▸ Problem statement: Every line below that holds the string "DJ完整版" should be copied out.

(Web page and app entries)
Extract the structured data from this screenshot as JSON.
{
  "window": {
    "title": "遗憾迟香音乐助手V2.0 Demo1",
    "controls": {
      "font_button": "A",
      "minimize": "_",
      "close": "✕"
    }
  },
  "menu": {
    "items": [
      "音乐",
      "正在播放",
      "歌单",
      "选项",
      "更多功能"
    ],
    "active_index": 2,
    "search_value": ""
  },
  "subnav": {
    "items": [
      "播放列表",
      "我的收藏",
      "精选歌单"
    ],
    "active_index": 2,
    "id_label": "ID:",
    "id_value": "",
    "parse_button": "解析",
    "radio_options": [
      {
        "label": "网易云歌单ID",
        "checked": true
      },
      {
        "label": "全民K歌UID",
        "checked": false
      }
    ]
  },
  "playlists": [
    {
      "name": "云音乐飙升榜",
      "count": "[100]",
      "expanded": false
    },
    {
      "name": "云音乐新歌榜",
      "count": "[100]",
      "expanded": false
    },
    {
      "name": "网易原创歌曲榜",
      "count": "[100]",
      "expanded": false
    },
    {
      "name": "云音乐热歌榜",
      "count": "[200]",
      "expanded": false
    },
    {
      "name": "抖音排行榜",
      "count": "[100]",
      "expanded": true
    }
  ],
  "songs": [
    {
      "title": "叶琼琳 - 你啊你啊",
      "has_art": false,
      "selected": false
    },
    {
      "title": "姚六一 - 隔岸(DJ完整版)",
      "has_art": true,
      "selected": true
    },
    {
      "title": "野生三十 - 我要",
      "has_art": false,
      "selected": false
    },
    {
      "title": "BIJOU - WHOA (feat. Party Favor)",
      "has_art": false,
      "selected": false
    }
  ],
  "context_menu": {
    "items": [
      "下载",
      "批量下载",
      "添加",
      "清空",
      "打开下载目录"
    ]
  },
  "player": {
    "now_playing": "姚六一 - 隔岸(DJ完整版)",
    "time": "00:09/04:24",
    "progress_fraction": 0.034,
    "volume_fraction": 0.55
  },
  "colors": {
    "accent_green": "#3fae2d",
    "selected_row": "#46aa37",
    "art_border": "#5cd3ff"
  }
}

▸ Result below:
      "title": "姚六一 - 隔岸(DJ完整版)",
    "now_playing": "姚六一 - 隔岸(DJ完整版)",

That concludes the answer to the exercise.